**Supplied data**:
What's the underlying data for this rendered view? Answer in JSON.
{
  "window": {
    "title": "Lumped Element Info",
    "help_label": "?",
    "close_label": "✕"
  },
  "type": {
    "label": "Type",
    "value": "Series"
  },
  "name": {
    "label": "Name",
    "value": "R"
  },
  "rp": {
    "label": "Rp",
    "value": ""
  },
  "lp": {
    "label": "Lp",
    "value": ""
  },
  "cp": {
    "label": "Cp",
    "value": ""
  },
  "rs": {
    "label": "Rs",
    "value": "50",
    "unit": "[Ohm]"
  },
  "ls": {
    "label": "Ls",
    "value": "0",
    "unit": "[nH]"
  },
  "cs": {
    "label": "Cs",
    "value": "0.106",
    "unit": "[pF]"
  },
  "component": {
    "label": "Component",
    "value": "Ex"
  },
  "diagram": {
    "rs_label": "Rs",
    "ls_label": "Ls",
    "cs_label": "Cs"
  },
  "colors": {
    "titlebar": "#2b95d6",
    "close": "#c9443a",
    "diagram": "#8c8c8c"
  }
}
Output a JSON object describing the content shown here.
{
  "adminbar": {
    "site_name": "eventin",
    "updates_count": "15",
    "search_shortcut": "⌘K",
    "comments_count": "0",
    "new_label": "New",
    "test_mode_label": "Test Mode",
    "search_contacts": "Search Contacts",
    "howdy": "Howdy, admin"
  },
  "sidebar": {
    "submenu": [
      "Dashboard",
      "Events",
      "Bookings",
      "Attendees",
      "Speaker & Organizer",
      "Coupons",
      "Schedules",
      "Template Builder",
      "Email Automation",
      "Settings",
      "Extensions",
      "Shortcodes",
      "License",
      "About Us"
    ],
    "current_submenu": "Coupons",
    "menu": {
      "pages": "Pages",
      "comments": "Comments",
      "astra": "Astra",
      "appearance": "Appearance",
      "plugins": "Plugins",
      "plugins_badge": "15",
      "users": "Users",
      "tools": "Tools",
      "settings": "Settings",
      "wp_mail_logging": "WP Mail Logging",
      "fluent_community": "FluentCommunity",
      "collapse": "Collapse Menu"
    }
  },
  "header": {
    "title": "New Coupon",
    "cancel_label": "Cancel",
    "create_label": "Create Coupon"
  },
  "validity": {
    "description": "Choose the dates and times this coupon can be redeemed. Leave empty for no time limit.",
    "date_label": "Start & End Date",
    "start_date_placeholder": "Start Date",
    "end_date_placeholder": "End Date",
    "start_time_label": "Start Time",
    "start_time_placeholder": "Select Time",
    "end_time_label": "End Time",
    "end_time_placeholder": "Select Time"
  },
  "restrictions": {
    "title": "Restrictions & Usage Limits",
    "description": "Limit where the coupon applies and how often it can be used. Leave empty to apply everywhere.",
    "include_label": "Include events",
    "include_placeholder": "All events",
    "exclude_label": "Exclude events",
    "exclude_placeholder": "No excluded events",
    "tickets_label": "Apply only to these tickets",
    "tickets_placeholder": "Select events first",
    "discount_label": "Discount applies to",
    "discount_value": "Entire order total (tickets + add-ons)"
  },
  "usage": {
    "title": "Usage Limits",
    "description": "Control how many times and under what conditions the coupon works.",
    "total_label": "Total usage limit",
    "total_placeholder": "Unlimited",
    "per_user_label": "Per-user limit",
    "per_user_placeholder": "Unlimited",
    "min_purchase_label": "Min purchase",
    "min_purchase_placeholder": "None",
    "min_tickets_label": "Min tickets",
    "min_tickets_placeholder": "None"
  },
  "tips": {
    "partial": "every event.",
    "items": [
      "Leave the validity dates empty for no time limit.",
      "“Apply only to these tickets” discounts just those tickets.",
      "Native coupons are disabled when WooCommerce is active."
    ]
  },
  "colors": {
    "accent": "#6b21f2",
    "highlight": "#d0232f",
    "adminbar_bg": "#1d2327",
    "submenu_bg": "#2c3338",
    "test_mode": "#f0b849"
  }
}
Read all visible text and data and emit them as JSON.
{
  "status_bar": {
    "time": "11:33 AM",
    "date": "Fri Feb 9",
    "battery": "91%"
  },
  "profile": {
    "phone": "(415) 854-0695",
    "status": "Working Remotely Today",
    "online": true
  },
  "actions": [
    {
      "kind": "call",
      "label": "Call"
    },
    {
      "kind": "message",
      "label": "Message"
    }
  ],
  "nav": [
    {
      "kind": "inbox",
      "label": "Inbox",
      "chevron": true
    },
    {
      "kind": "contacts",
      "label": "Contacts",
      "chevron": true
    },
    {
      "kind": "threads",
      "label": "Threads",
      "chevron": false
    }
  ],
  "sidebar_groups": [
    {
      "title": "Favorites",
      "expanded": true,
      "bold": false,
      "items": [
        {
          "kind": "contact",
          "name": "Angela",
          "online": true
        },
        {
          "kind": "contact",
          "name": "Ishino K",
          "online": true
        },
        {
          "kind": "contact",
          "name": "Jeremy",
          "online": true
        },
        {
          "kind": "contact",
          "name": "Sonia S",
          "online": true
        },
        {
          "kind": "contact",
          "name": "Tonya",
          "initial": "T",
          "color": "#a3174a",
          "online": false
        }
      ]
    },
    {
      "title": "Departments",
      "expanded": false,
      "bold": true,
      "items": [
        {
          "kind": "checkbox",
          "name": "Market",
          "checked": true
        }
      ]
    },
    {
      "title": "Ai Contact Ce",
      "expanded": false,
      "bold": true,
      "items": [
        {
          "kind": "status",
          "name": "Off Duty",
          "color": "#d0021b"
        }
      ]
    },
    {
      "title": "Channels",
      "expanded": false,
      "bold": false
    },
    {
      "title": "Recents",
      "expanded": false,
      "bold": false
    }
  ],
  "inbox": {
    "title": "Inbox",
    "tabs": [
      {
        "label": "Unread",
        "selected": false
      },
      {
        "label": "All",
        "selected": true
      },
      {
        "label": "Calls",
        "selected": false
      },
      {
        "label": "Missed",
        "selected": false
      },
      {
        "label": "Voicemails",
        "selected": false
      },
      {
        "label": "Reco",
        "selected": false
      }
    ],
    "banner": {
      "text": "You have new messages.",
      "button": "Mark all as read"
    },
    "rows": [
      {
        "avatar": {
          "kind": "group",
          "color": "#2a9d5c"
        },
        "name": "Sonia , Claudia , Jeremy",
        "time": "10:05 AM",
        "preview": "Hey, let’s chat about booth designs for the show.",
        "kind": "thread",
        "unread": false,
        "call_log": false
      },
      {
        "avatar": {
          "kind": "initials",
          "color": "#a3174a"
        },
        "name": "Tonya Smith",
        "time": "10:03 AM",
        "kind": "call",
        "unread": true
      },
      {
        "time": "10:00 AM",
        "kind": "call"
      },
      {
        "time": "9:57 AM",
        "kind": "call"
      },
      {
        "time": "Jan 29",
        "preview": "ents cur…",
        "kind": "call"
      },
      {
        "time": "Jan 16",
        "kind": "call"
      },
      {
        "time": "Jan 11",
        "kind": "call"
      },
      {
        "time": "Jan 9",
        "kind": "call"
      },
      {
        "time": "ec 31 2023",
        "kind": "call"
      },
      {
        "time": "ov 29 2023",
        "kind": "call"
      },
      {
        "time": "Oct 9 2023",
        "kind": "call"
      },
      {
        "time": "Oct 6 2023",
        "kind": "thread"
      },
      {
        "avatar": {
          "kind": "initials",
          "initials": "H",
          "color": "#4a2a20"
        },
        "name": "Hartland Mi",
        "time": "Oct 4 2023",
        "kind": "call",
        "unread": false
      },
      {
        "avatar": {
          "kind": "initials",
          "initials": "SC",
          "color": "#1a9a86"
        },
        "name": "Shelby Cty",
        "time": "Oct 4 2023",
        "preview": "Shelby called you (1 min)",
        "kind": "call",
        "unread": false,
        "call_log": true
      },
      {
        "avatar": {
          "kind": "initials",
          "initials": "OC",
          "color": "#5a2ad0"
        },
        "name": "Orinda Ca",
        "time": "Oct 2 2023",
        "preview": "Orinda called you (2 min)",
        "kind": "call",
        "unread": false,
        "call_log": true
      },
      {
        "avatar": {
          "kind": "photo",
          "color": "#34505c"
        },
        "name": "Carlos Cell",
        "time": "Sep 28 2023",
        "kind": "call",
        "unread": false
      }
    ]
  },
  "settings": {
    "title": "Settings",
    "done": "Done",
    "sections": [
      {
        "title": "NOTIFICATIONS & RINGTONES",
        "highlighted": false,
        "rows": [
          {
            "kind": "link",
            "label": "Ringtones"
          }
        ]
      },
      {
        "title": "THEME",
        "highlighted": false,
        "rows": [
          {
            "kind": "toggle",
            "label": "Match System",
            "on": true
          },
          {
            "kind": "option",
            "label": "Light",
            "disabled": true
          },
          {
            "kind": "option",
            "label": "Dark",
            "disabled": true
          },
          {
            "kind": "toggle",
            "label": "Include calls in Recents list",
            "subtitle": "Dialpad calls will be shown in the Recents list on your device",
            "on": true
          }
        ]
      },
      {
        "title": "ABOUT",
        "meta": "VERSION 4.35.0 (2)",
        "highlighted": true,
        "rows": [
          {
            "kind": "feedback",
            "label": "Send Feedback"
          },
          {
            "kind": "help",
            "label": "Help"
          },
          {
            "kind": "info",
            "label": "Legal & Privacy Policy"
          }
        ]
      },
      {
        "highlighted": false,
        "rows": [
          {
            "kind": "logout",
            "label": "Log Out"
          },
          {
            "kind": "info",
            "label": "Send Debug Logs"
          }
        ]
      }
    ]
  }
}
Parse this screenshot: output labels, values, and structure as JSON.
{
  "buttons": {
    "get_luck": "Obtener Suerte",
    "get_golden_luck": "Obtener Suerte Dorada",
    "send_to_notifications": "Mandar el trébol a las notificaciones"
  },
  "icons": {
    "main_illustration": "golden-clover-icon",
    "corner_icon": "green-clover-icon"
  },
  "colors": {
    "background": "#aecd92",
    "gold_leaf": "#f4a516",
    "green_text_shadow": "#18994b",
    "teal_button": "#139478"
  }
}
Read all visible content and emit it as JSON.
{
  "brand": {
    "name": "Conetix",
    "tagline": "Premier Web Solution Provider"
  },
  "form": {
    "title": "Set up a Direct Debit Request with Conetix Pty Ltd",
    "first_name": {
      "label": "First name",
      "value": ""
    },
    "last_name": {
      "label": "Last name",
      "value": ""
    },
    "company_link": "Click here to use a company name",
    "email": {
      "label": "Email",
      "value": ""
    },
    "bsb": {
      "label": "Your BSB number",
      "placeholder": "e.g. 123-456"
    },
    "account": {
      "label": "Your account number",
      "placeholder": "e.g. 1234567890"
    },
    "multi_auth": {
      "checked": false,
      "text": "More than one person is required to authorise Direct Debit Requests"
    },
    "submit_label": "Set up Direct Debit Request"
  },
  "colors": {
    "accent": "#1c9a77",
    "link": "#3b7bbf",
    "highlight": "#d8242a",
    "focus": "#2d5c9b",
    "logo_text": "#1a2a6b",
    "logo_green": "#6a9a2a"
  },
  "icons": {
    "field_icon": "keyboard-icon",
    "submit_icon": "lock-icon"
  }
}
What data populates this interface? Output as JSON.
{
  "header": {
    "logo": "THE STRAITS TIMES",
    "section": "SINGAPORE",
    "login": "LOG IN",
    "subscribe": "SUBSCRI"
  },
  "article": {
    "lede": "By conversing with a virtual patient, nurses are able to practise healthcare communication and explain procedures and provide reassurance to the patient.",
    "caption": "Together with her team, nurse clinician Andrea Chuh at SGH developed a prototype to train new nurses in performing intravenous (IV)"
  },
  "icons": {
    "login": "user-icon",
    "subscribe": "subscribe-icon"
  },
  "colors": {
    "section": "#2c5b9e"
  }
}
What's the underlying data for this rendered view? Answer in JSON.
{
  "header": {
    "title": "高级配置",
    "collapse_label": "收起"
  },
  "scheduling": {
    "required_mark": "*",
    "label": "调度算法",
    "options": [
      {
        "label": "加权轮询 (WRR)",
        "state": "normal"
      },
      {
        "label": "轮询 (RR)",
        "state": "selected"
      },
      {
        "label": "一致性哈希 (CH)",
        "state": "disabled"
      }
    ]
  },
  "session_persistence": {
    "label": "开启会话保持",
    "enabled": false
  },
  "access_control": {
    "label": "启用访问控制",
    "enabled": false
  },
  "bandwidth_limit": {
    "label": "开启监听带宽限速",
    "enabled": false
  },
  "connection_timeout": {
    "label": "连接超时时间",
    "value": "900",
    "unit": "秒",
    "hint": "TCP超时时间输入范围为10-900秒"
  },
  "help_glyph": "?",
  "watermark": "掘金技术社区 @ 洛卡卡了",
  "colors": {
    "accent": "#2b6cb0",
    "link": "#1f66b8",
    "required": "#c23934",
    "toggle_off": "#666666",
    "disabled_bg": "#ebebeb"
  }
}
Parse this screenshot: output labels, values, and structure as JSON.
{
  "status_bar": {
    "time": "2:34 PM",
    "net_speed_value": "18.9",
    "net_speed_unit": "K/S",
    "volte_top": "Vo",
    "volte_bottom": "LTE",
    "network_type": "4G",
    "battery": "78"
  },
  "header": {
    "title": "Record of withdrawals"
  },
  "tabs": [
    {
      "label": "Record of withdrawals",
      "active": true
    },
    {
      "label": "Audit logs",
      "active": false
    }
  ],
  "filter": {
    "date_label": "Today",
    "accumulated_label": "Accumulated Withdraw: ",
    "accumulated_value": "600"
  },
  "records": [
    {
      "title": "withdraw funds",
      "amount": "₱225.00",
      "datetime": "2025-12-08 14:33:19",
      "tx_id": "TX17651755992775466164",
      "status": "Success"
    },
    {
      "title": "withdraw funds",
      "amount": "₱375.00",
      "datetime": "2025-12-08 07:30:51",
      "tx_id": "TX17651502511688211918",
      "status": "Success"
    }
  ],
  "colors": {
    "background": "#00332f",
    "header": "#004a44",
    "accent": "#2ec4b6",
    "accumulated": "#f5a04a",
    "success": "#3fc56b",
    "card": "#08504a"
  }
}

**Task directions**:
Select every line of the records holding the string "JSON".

**Task output**:
What's the underlying data for this rendered view? Answer in JSON.
Output a JSON object describing the content shown here.
Read all visible text and data and emit them as JSON.
Parse this screenshot: output labels, values, and structure as JSON.
Read all visible content and emit it as JSON.
What data populates this interface? Output as JSON.
What's the underlying data for this rendered view? Answer in JSON.
Parse this screenshot: output labels, values, and structure as JSON.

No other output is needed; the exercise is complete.